The first thing that really comes to mind is coming across a book called Touch by Tiffany Field. It referred to studies of infants that were orphans, or were born prematurely and had not received nurturing touch as babies. There was a high rate of FTT (Failure to Thrive – ed.) among these infants in these studies, meaning that there were more health complications in infants that were neglected and untouched. But they also determined that nourishing touch helped lower the FTT rate, and that infants who had nurturing contact had better overall health than those who did not. That really resonated with me, because I was born prematurely myself, and spent the first month of my life in the hospital. This was in the 70s, so contact with my parents that first month was limited. There might be an element of self-healing involved here, but that book really made me think about how touch can heal, and how touch is needed by human beings.
And then it occurred to me that my hands were always pretty warm and intuitive. I could always find the sore spot when giving a back rub, or if someone had an itch on their back I could find the place to scratch without getting directions. While I was reading that book, a career path light bulb went off, and I got started.
I’m happy to say that the self healing I needed was found through the trainings I sought out and exchanges with other practitioners. Working from a place of wholeness is important in being able to stay grounded and support the healing of others. I found that there is a great deal of freedom and creativity in working with my hands. And I love it. I get to help people every day and make a difference in their lives, and I get to work with people who are usually glad to see you. I’m happy to go to work everyday.
What is your specialty? What sort of massage do you offer?
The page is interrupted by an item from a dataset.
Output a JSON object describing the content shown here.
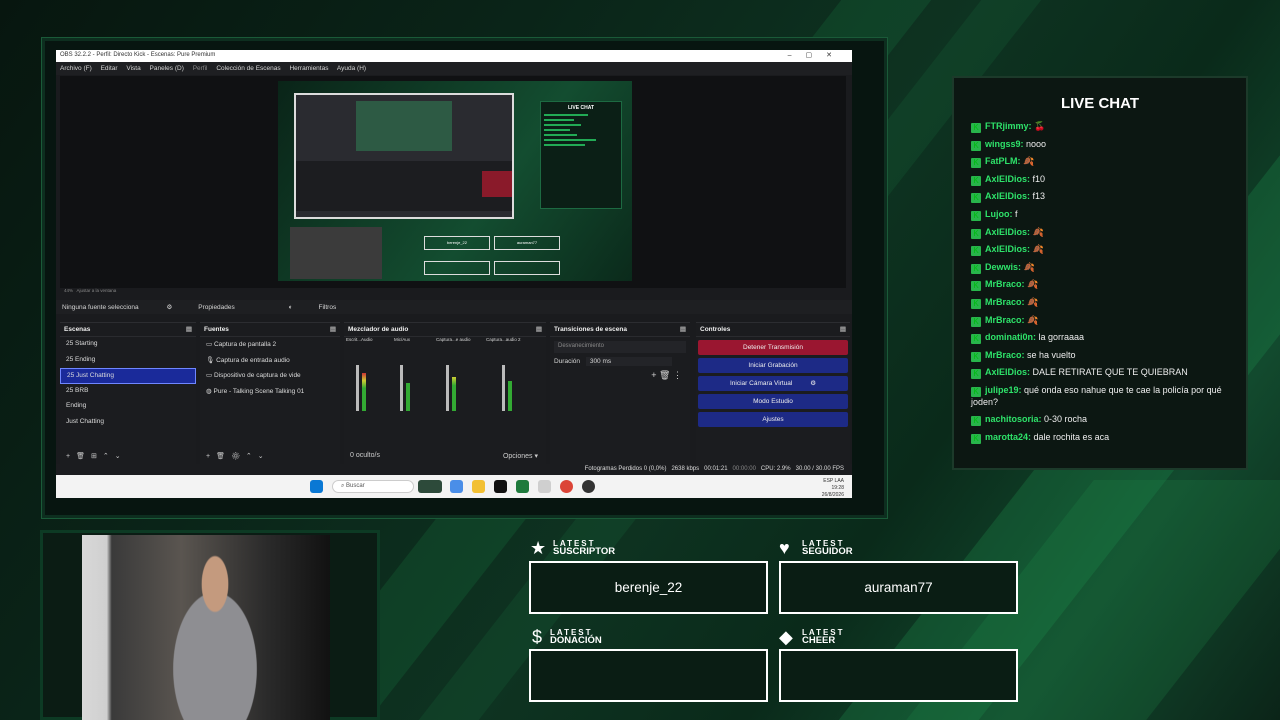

My foundation is in Swedish massage, which is circulatory massage, but more often than not its deep tissue massage and working towards pain relief.
It would be inaccurate to say that I specialize, because it’s really a blend of different modalities that I’ve learned over the years. Continuing education is ongoing, so there’s always something new being added in. Honestly, it’s whatever someone needs when they come in. If they are having a day when they are feeling really anxious, I might begin with cranio-sacral therapy, or something to calm their nervous system. We have hot stones and hot packs that we use in the office, so I might use those to help them relax and soften the muscle tissue. I have a reiki attunement, so can offer energy work if that’s requested. Early on I found it was valuable to study prenatal and postpartum massage, there’s an art to it, and learning how to safely massage a woman through all phases of her pregnancy was important to me. I also offer postpartum cranio-sacral therapy. Hot Stone massage. Sports massage. A few clients come in for prep before events like marathons, bike races, etc. I often work with clients that are going through physical therapy to help support their healing.
What can you tell me about cranio-sacral therapy?
It’s a very light touch modality that works to release tensions from deep in the body. It’s really neat. You follow the cerebrospinal fluid rhythm, which is a sort of internal tide within the central nervous system to feel where there may be restrictions within that system. Gentle positional and fascial releases are then used to free up those restrictions and enhance the body’s ability to self correct. It’s useful for working with physical as well as emotional conditions. Headache, TMJ, brain injury, chronic pain, chronic stress, depression, insomnia, digestive issues, etc. I blend a bit of it into most session to deepen the relaxation response as a key component is activating the parasympathetic nervous system response, which is the space where the really great work happens.
What do you like the most about your clients?
I enjoy the variety of people that I get to work with. Clients come in for so many different reasons and from varied backgrounds, especially being here in the DC area.
I’ve been in practice locally for awhile and I think more than quarter of my clients have been coming in for over ten years, a few from the very beginning. Which means I’ve been able to watch their families grow and shift, celebrate life changes, and work with many people within the community. It’s an honor to be able to support and facilitate change within a treatment too. It’s really a lovely exchange. I’m constantly in awe of the work the clients are doing on the table.